Oracle NoSQL Database
Oracle NoSQL Database is a distributed, highly scalable, key-value database based on Oracle Berkeley DB. It delivers a general purpose, enterprise class key value store adding an intelligent driver on top of distributed Berkeley DB. This intelligent driver keeps track of the underlying storage topology, shards the data and knows where data can be placed with the lowest latency. Unlike competitive solutions, Oracle NoSQL Database is easy to install, configure and manage, supports a broad set of workloads, and delivers enterprise-class reliability backed by enterprise-class Oracle support.
The primary use cases for Oracle NoSQL Database are low latency data capture and fast querying of that data, typically by key lookup. Oracle NoSQL Database comes with an easy to use Java API and a management framework. The product is available in both an open source community edition and in a priced enterprise edition for large distributed data centers. The former version is installed as part of the Big Data Appliance integrated software.
Oracle Big Data Connectors
Where Oracle Big Data Appliance makes it easy for organizations to acquire and organize new types of data, Oracle Big Data Connectors tightly integrates the big data environment with Oracle Exadata and Oracle Database, so that you can analyze all of your data together with extreme performance. The Oracle Big Data Connectors consist of four components: Oracle Loader for Hadoop Oracle SQL Connector for Hadoop Distributed File System Oracle Data Integrator Application Adapter for Hadoop, Oracle R Connector for Hadoop, In-Database Analytics
Connections between Oracle Big Data Appliance and Oracle Exadata are via InfiniBand, enabling high-speed data transfer for batch or query workloads.
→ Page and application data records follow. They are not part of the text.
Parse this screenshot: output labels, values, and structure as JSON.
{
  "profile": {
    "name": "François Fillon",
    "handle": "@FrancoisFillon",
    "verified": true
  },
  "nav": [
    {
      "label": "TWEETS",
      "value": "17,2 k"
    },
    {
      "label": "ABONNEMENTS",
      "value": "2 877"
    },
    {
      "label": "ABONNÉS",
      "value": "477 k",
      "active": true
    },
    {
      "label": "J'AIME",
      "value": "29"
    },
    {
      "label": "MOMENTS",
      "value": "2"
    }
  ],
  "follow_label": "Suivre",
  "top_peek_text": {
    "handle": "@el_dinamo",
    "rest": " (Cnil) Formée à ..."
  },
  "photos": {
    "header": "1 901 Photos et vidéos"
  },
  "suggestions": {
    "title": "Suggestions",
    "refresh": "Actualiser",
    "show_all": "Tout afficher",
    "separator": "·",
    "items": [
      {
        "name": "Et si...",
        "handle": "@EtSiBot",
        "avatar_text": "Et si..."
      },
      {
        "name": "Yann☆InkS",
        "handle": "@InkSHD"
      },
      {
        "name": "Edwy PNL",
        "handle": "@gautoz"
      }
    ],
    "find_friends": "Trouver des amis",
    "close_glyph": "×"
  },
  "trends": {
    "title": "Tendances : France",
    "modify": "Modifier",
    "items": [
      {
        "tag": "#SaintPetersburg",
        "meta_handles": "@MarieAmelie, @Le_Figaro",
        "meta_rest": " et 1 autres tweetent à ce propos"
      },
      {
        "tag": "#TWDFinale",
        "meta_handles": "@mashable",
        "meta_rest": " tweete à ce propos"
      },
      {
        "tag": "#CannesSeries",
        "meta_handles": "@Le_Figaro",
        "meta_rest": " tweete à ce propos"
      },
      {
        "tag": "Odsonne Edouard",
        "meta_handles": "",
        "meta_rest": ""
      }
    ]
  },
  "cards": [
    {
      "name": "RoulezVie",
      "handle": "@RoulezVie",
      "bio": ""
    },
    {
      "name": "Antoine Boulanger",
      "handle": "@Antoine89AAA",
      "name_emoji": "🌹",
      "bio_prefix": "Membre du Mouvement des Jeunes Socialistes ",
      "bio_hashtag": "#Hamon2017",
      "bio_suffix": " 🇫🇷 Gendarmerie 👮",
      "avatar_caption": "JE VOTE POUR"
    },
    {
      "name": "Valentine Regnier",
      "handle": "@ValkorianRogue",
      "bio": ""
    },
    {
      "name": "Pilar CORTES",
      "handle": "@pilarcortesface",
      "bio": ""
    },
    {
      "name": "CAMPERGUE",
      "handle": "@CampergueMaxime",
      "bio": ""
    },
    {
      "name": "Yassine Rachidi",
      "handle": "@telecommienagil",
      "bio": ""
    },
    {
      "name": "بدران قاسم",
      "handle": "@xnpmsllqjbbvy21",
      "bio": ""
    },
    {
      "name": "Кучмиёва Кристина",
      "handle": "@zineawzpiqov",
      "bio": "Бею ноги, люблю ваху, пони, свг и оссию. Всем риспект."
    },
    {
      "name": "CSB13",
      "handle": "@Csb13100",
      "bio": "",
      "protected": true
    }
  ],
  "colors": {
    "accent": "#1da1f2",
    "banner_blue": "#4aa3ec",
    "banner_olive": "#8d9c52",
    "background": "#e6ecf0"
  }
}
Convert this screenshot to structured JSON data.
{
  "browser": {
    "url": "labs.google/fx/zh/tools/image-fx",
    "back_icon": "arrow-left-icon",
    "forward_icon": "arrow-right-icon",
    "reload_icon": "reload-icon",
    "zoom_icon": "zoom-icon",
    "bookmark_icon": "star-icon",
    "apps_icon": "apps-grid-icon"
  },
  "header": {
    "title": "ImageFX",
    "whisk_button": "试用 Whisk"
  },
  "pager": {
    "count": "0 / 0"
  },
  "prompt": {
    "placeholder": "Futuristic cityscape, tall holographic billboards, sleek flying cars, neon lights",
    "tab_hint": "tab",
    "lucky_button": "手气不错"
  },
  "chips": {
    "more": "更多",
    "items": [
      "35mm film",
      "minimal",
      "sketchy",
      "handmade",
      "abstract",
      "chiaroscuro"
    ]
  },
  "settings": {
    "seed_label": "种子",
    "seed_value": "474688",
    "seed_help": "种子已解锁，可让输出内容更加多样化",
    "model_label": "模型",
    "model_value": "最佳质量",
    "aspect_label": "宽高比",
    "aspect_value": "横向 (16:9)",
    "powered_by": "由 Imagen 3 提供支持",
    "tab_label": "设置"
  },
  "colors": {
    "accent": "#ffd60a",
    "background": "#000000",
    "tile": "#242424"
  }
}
Oracle Exadata provides outstanding performance in hosting data warehouses and transaction processing databases.
Now that the data is in mass-consumption format, Oracle Exalytics can be used to deliver the wealth of information to the business analyst. Oracle Exalytics is an engineered system providing speed-of-thought data access for the business community. It is optimized to run Oracle Business Intelligence Enterprise Edition with in-memory aggregation capabilities built into the system.
Oracle Big Oracle Big Data Appliance, in conjunction with Oracle Exadata Database Machine and the new Oracle Exalytics Business Intelligence Machine, delivers everything customers need to acquire, organize, analyze and maximize the value of Big Data within their enterprise.
Recent additions to Oracle’s big data suite include Big Data Lite, a virtual machine for the big data platform. There is a great demand for applications that consume big data, and with this VM, Oracle is courting the developers. Applications developed on the VM can be ported to Oracle’s Big Data Appliance. Software bundled into the VM include Oracle Database 12c Enterprise Edition, Oracle Advanced Analytics, Oracle NoSQL Database, Cloudera Distribution including Apache Hadoop, Oracle Data Integrator 12c, Oracle Big Data Connectors.
The Big Data Appliance also has some new add-ons: Kerberos and LDAP authentication, Oracle Audit Vault and Database Firewall. These can be let loose on Hadoop audit trails and model interesting activities and generate reports for administrators. An XQuery Connector has also been included with Oracle’s Hadoop offering, this can be executed in parallel across the Hadoop cluster. To scale performance in MapReduce jobs, Big Data Appliance now includes Perfect Balance.